Leaked Cable Describes The Mad Scramble To Find Former POW Bowe Bergdahl When He Walked Off
A field report made public through Wikileaks’ Afghan War Diaries disclosures provides a raw account of the first hours of the search for then-private Bowe Bergdahl, and includes initial Taliban and U.S. accounts of his behavior the night he was captured.
“Geronimo reported a B Cohe did not show up for the 0900 morning roll call , grid 42SVB 59236 47877 Yahya Khail District, Paktika. A was ordered,” the report begins, noting that “all remaining units had reported 100% accountability.” Forty minutes later, “Pathfinder and team arrived at Mest OP in support,” and the search was on.
Searchers first verified that Bergdahl was in fact off-post:
“vehicles, latrines, bunders, and ANP facilities are to be searched. Both in Mest and Sharan.” Aircraft were soon mobilized when it was clear what the searchers were up against: “Also have reaper, shadow, predator, guardrail, AWT, and CAS enroute to assist in the search.”
Soon, low-level voice intercept (LLVI) yielded a cryptic glimpse into Bergdahl’s actions the hours before his capture. An American soldier with a camera had reportedly been wandering around off-base, behaving suspiciously:6597 3366 that states…that an American soldier is talking and looking for someone who speaks English. Indicates American soldier has a camera.
On July 1st, a day after Bergdahl’s disappearance, LLVI picked up Taliban members talking about the Army private’s capture. Their account suggests that Bergdahl was unarmed, and captured in a somewhat vulnerable position:
“1- We were attacking the post he was sitting taking expletive he had no gun with him. He was taking expletive, he has not cleaned his butt yet. 2- What [shame] for them.”
The Taliban militants even seemed surprised at the scope of the search:
” 2-Yes look they have all Americans, [1- I think he is big shot that why they are looking for him. 3-You guys make a video of him and announce it all over Afghanistan that we have one of the Americans. 1- .”
Two days after Bergdahl’s capture, the Taliban communicated their terms of release, and American forces were assured that the captured soldier was alive:
“The Elders were asked by the Taliban to a Trade between the U.S. and Taliban. The Taliban [terms] are 15 of their Taliban Brothers in.S. Jail and some money in exchange for PVT Bergdahl. The Elders assured me that is alive and that he is not being harmed.”
It would be another five years before the U.S. authorized a prisoner swap, exchanging five high-value Guantanamo Bay detainees for Bergdahl’s freedom.
Note: Now that these 5 top terrorists are in Qatar they won’t be needing money – they’ll have it in abundance.
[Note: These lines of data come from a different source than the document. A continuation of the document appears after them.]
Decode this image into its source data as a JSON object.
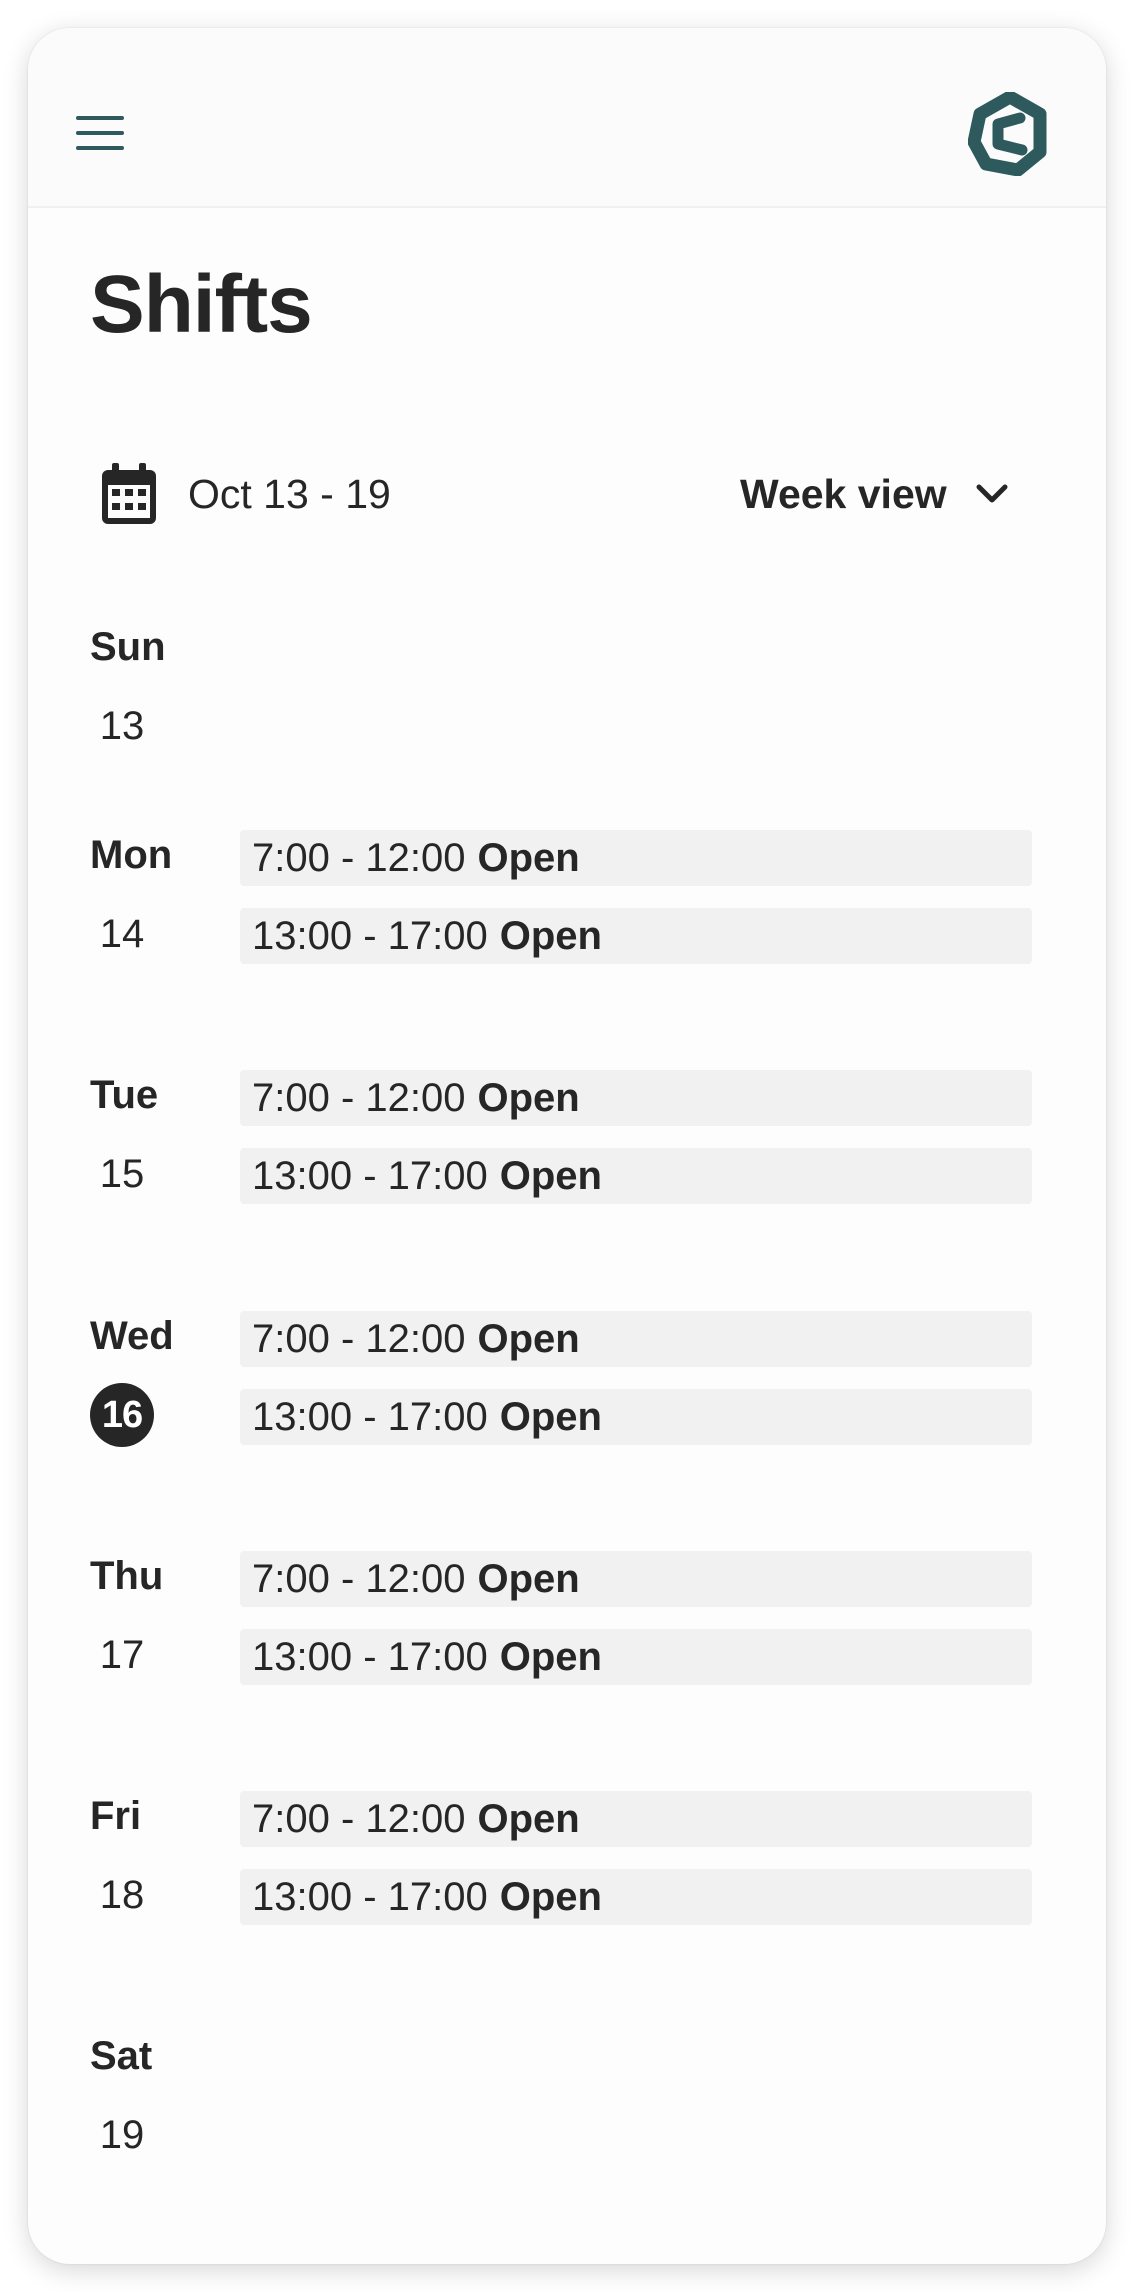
{
  "app": {
    "title": "Shifts",
    "logo_icon": "app-logo-icon",
    "brand_color": "#2e5a5e"
  },
  "header": {
    "menu_icon": "hamburger-menu-icon"
  },
  "toolbar": {
    "date_range": "Oct 13 - 19",
    "calendar_icon": "calendar-icon",
    "view_label": "Week view",
    "view_icon": "chevron-down-icon"
  },
  "days": [
    {
      "name": "Sun",
      "date": "13",
      "today": false,
      "shifts": []
    },
    {
      "name": "Mon",
      "date": "14",
      "today": false,
      "shifts": [
        {
          "time": "7:00 - 12:00",
          "status": "Open"
        },
        {
          "time": "13:00 - 17:00",
          "status": "Open"
        }
      ]
    },
    {
      "name": "Tue",
      "date": "15",
      "today": false,
      "shifts": [
        {
          "time": "7:00 - 12:00",
          "status": "Open"
        },
        {
          "time": "13:00 - 17:00",
          "status": "Open"
        }
      ]
    },
    {
      "name": "Wed",
      "date": "16",
      "today": true,
      "shifts": [
        {
          "time": "7:00 - 12:00",
          "status": "Open"
        },
        {
          "time": "13:00 - 17:00",
          "status": "Open"
        }
      ]
    },
    {
      "name": "Thu",
      "date": "17",
      "today": false,
      "shifts": [
        {
          "time": "7:00 - 12:00",
          "status": "Open"
        },
        {
          "time": "13:00 - 17:00",
          "status": "Open"
        }
      ]
    },
    {
      "name": "Fri",
      "date": "18",
      "today": false,
      "shifts": [
        {
          "time": "7:00 - 12:00",
          "status": "Open"
        },
        {
          "time": "13:00 - 17:00",
          "status": "Open"
        }
      ]
    },
    {
      "name": "Sat",
      "date": "19",
      "today": false,
      "shifts": []
    }
  ]
}
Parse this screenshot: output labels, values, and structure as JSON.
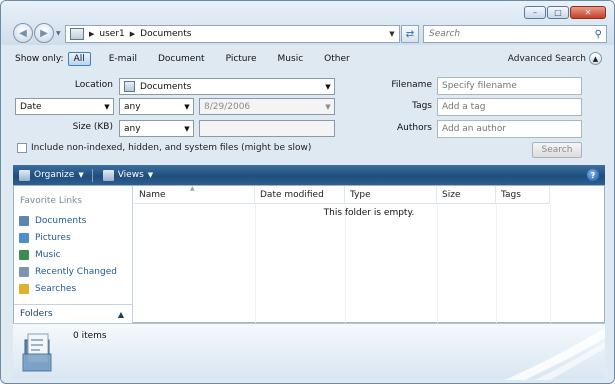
{
  "window": {
    "caption_buttons": [
      "minimize",
      "maximize",
      "close"
    ]
  },
  "address": {
    "crumbs": [
      "user1",
      "Documents"
    ]
  },
  "search": {
    "placeholder": "Search"
  },
  "filter": {
    "label": "Show only:",
    "chips": [
      "All",
      "E-mail",
      "Document",
      "Picture",
      "Music",
      "Other"
    ],
    "active": "All",
    "advanced_label": "Advanced Search"
  },
  "advanced": {
    "location_label": "Location",
    "location_value": "Documents",
    "date_field": "Date",
    "date_op": "any",
    "date_value": "8/29/2006",
    "size_label": "Size (KB)",
    "size_op": "any",
    "size_value": "",
    "include_label": "Include non-indexed, hidden, and system files (might be slow)",
    "filename_label": "Filename",
    "filename_placeholder": "Specify filename",
    "tags_label": "Tags",
    "tags_placeholder": "Add a tag",
    "authors_label": "Authors",
    "authors_placeholder": "Add an author",
    "search_button": "Search"
  },
  "commandbar": {
    "organize": "Organize",
    "views": "Views",
    "help": "?"
  },
  "navpane": {
    "title": "Favorite Links",
    "items": [
      {
        "label": "Documents",
        "color": "#5c86b0"
      },
      {
        "label": "Pictures",
        "color": "#4f8fc9"
      },
      {
        "label": "Music",
        "color": "#3b8a4f"
      },
      {
        "label": "Recently Changed",
        "color": "#7c96b2"
      },
      {
        "label": "Searches",
        "color": "#e0b12f"
      }
    ],
    "folders_label": "Folders"
  },
  "filelist": {
    "columns": [
      "Name",
      "Date modified",
      "Type",
      "Size",
      "Tags"
    ],
    "empty_message": "This folder is empty."
  },
  "details": {
    "count": "0 items"
  }
}
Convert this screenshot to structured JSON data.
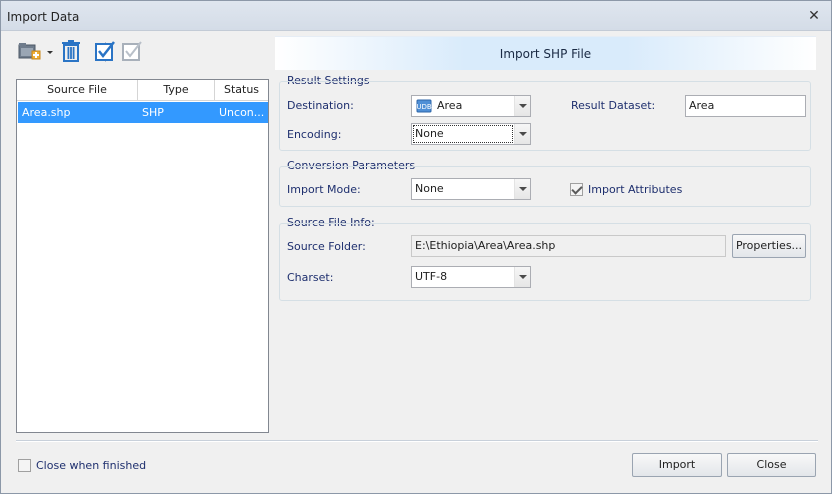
{
  "window": {
    "title": "Import Data"
  },
  "toolbar": {
    "icons": [
      "add-files-icon",
      "dropdown-arrow-icon",
      "delete-icon",
      "select-all-icon",
      "select-none-icon"
    ]
  },
  "file_list": {
    "columns": [
      "Source File",
      "Type",
      "Status"
    ],
    "rows": [
      {
        "source_file": "Area.shp",
        "type": "SHP",
        "status": "Uncon..."
      }
    ]
  },
  "banner": {
    "title": "Import SHP File"
  },
  "result_settings": {
    "title": "Result Settings",
    "destination_label": "Destination:",
    "destination_value": "Area",
    "result_dataset_label": "Result Dataset:",
    "result_dataset_value": "Area",
    "encoding_label": "Encoding:",
    "encoding_value": "None"
  },
  "conversion": {
    "title": "Conversion Parameters",
    "import_mode_label": "Import Mode:",
    "import_mode_value": "None",
    "import_attributes_label": "Import Attributes",
    "import_attributes_checked": true
  },
  "source_info": {
    "title": "Source File Info:",
    "folder_label": "Source Folder:",
    "folder_value": "E:\\Ethiopia\\Area\\Area.shp",
    "properties_label": "Properties...",
    "charset_label": "Charset:",
    "charset_value": "UTF-8"
  },
  "footer": {
    "close_when_finished_label": "Close when finished",
    "close_when_finished_checked": false,
    "import_label": "Import",
    "close_label": "Close"
  },
  "colors": {
    "selection": "#3399ff",
    "group_text": "#1e2f6e",
    "banner": "#d9ebfb"
  }
}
And how many of our troops were killed and wounded finding and capturing each one of them?
Classified Leaked document – they initially appeared to believe the deserter was kidnapped: